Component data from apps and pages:
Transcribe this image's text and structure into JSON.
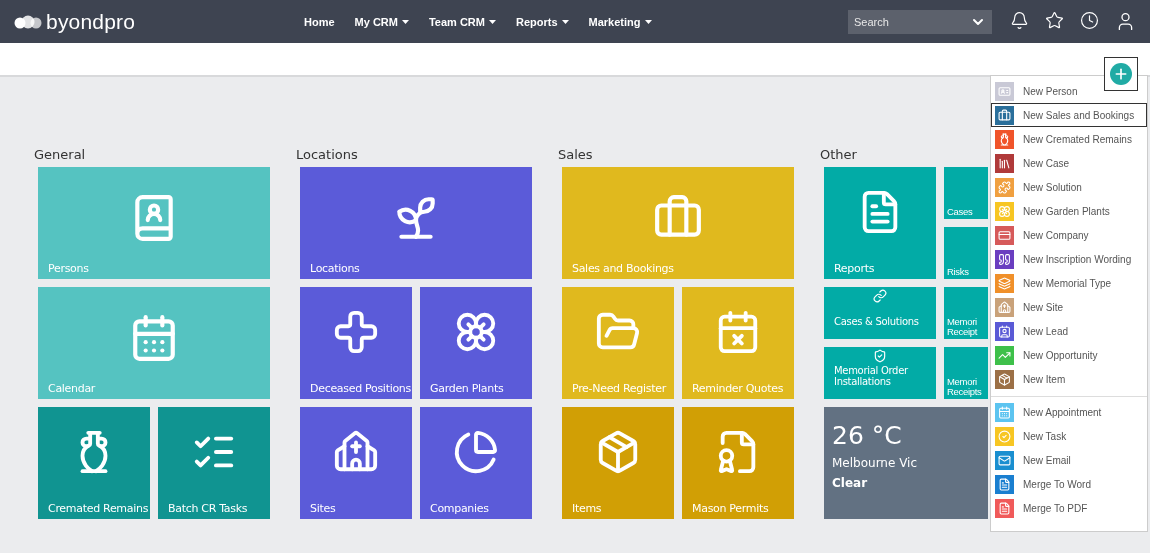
{
  "header": {
    "brand": "byondpro",
    "nav": [
      {
        "label": "Home",
        "dropdown": false
      },
      {
        "label": "My CRM",
        "dropdown": true
      },
      {
        "label": "Team CRM",
        "dropdown": true
      },
      {
        "label": "Reports",
        "dropdown": true
      },
      {
        "label": "Marketing",
        "dropdown": true
      }
    ],
    "search": {
      "placeholder": "Search"
    }
  },
  "groups": [
    {
      "title": "General",
      "tiles": [
        {
          "label": "Persons",
          "kind": "wide",
          "color": "#55c3c1"
        },
        {
          "label": "Calendar",
          "kind": "wide",
          "color": "#55c3c1"
        },
        {
          "label": "Cremated Remains",
          "kind": "small",
          "color": "#109491"
        },
        {
          "label": "Batch CR Tasks",
          "kind": "small",
          "color": "#109491"
        }
      ]
    },
    {
      "title": "Locations",
      "tiles": [
        {
          "label": "Locations",
          "kind": "wide",
          "color": "#5b5bd9"
        },
        {
          "label": "Deceased Positions",
          "kind": "small",
          "color": "#5b5bd9"
        },
        {
          "label": "Garden Plants",
          "kind": "small",
          "color": "#5b5bd9"
        },
        {
          "label": "Sites",
          "kind": "small",
          "color": "#5b5bd9"
        },
        {
          "label": "Companies",
          "kind": "small",
          "color": "#5b5bd9"
        }
      ]
    },
    {
      "title": "Sales",
      "tiles": [
        {
          "label": "Sales and Bookings",
          "kind": "wide",
          "color": "#e0b91e"
        },
        {
          "label": "Pre-Need Register",
          "kind": "small",
          "color": "#e0b91e"
        },
        {
          "label": "Reminder Quotes",
          "kind": "small",
          "color": "#e0b91e"
        },
        {
          "label": "Items",
          "kind": "small",
          "color": "#d19f05"
        },
        {
          "label": "Mason Permits",
          "kind": "small",
          "color": "#d19f05"
        }
      ]
    },
    {
      "title": "Other",
      "tiles": [
        {
          "label": "Cases",
          "kind": "partial",
          "color": "#02aba6"
        },
        {
          "label": "Reports",
          "kind": "small",
          "color": "#02aba6"
        },
        {
          "label": "Risks",
          "kind": "partial",
          "color": "#02aba6"
        },
        {
          "label": "Cases & Solutions",
          "kind": "half",
          "color": "#02aba6"
        },
        {
          "label": "Memori Receipt",
          "kind": "partial",
          "color": "#02aba6"
        },
        {
          "label": "Memorial Order Installations",
          "kind": "half",
          "color": "#02aba6"
        },
        {
          "label": "Memori Receipts",
          "kind": "partial",
          "color": "#02aba6"
        },
        {
          "kind": "weather",
          "color": "#627182",
          "temperature": "26 °C",
          "place": "Melbourne Vic",
          "condition": "Clear"
        }
      ]
    }
  ],
  "menu": {
    "sections": [
      {
        "items": [
          {
            "label": "New Person",
            "selected": false
          },
          {
            "label": "New Sales and Bookings",
            "selected": true
          },
          {
            "label": "New Cremated Remains",
            "selected": false
          },
          {
            "label": "New Case",
            "selected": false
          },
          {
            "label": "New Solution",
            "selected": false
          },
          {
            "label": "New Garden Plants",
            "selected": false
          },
          {
            "label": "New Company",
            "selected": false
          },
          {
            "label": "New Inscription Wording",
            "selected": false
          },
          {
            "label": "New Memorial Type",
            "selected": false
          },
          {
            "label": "New Site",
            "selected": false
          },
          {
            "label": "New Lead",
            "selected": false
          },
          {
            "label": "New Opportunity",
            "selected": false
          },
          {
            "label": "New Item",
            "selected": false
          }
        ]
      },
      {
        "items": [
          {
            "label": "New Appointment",
            "selected": false
          },
          {
            "label": "New Task",
            "selected": false
          },
          {
            "label": "New Email",
            "selected": false
          },
          {
            "label": "Merge To Word",
            "selected": false
          },
          {
            "label": "Merge To PDF",
            "selected": false
          }
        ]
      }
    ]
  }
}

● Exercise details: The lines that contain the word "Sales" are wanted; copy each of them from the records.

● Written solution:
      "title": "Sales",
          "label": "Sales and Bookings",
            "label": "New Sales and Bookings",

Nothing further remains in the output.